The Letters of Oscar Hammerstein II, edited by Mark Eden Horowitz and published by Oxford University Press, is a collection that features hundreds of previously unpublished letters from Oscar Hammerstein to prominent theatre figures.
Mark Eden Horowitz is a Senior Music Specialist in the music division of the Library of Congress, where he has been an archivist or co-archivist for the papers of Jerome Kern, Oscar Hammerstein II, Richard Rodgers, Vernon Duke, Cole Porter, Frederick Loewe, Alan Jay Lerner, Leonard Bernstein, and others. He is the author of the award-winning Sondheim on Music and served as the contributing editor for The Sondheim Review for ten years.
Horowitz’s new collection introduces audiences to a deeper side of Oscar Hammerstein II. In addition to including letters from famous theatre professionals, the book also provides insight into one of the theatre’s most influential innovators, Oscar Hammerstein II. He wrote the groundbreaking musical Show Boat (1927) with composer Jerome Kern and would then join forces with Richard Rodgers to create an extended repertoire of work that includes Oklahoma! (1943), Carousel (1945), South Pacific (1949), The King and I (1951), The Sound of Music (1959), and more. Together, they won Pulitzers, Academy, Tony, and Grammy awards.
Hammerstein’s an accomplished lyricist and librettist, writing almost 850 songs. His talent was uncanny. Hammerstein and his collaborator, Richard Rodgers, changed the musical theatre canvas with their unique use of music, dance, and drama. “When people comment on Oscar’s innovations, it usually focused on what’s referred to as the “integral musical’—how, among other things, songs now grew out of characters and the story, and how the characters and the story develop through songs” Horowitz stated. However, Hammerstein was not only a lyricist and librettist, he was also a producer and businessman. He would later become Stephen Sondheim’s mentor and “surrogate father” as described by Sondheim. He was also an activist. Horowitz’s collection reflects the many layers of this multifaceted, talented artist. Horowitz writes, “ I am convinced that Hammerstein was not only a great man of the theater—a richly talented writer and an astute businessman—but also a profoundly good human being.” Readers will also get a more intimate view of Hammerstein’s personality.
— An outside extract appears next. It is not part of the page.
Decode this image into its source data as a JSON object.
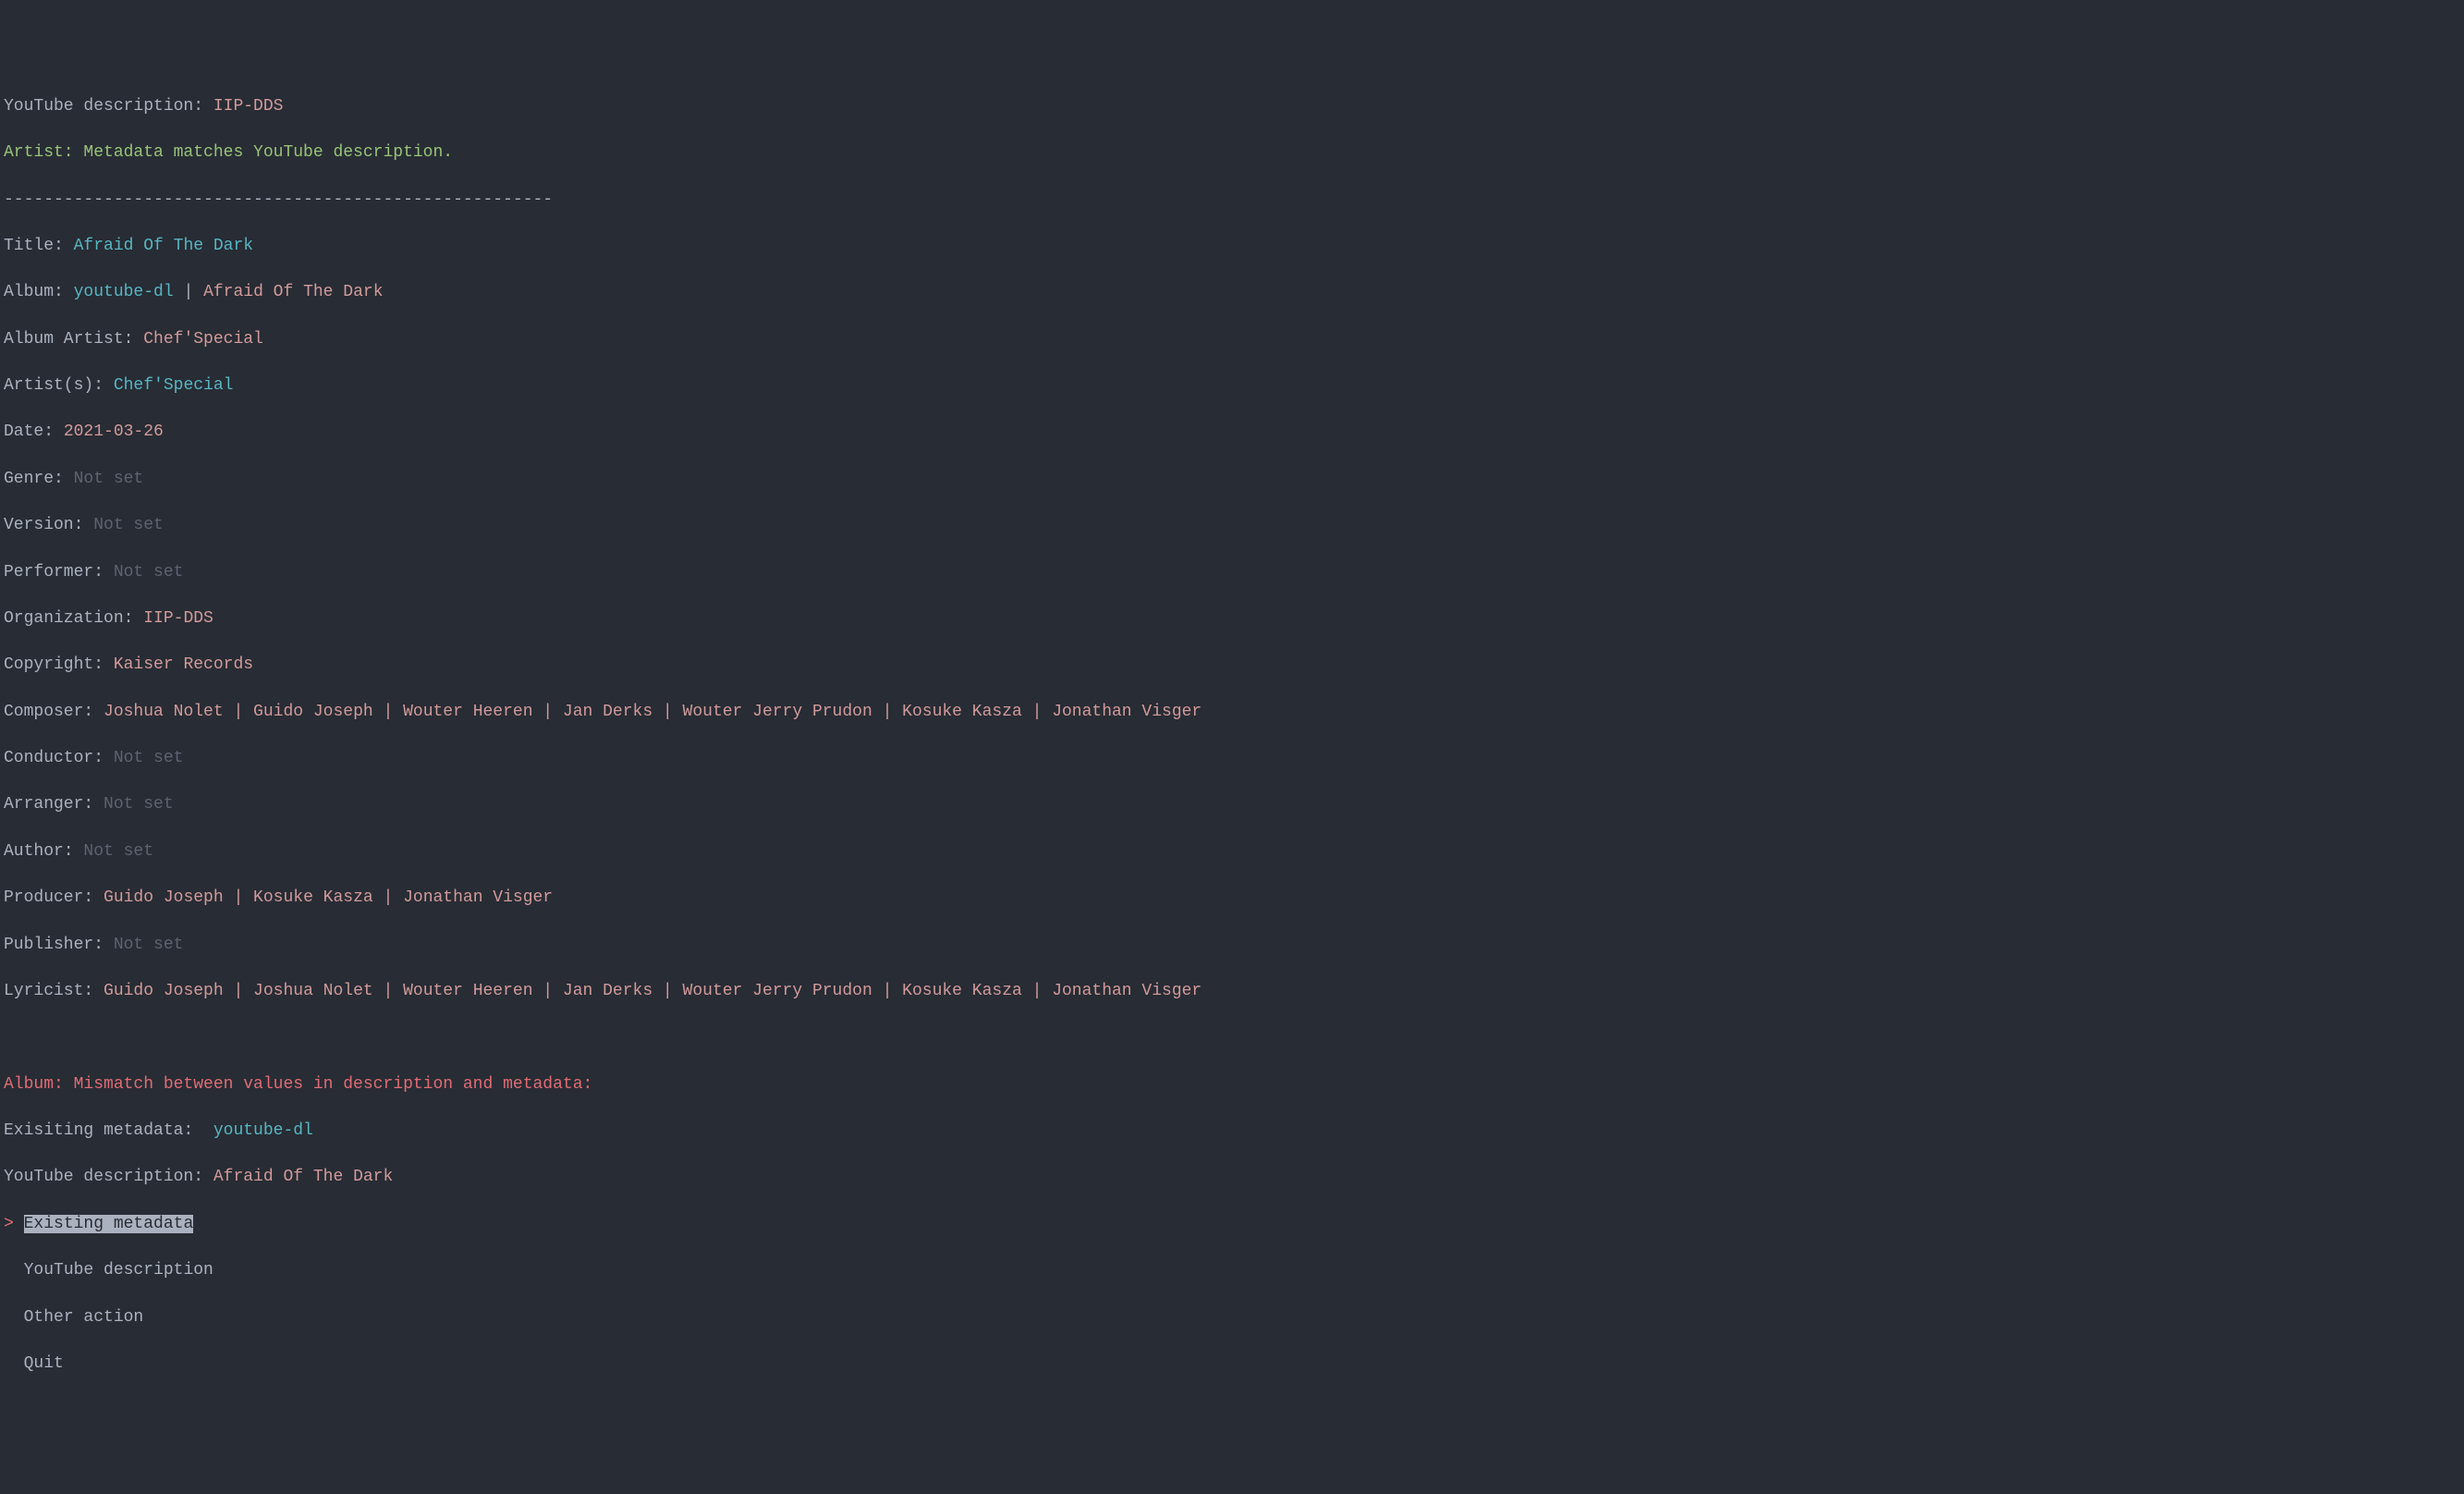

The compilation includes hundreds of letters, both received and sent. The collection has been beautifully curated, edited, and annotated by Horowitz.
The book includes letters to and from colleagues such as Richard Rodgers, Stephen Sondheim, Jerome Kern, and Josh Logan. There are also letters from celebrities, politicians, activists, and critics. Hammerstein even kept letters fromstrangers.
Horowitz does an excellent job of providing historical context for each letter. He gives details of where Hammerstein was and what was going on in his life during the time the letter was written. The introductions flow seamlessly into the letter. This structure helps the reader imagine Hammerstein’s life at that specific moment.
The Letters of Oscar Hammerstein II is a gem! The book is engaging, informative, and insightful. Horowitz beautifully summarizes the essence of his book, “I believe the letters that follow reveal things about all the aspects of Oscar—the lyricist, the collaborator, the writer, the man of the theater, the businessman, the family man, the believer in causes, the intellectual, the man of good humor, the defensive, thoughtful and compassionate man that he was. They’re also a fascinating view of history as it was lived and the history of forty years of show business.”
Mark Eden Horowitz has given theatre lovers or anyone interested in American theatre an incredible compilation of historical insight into one of America’s greatest theatre creators, Oscar Hammerstein II.
The Letters of Oscar Hammerstein II
Edited by Mark Eden Horowitz
Published by Oxford University Press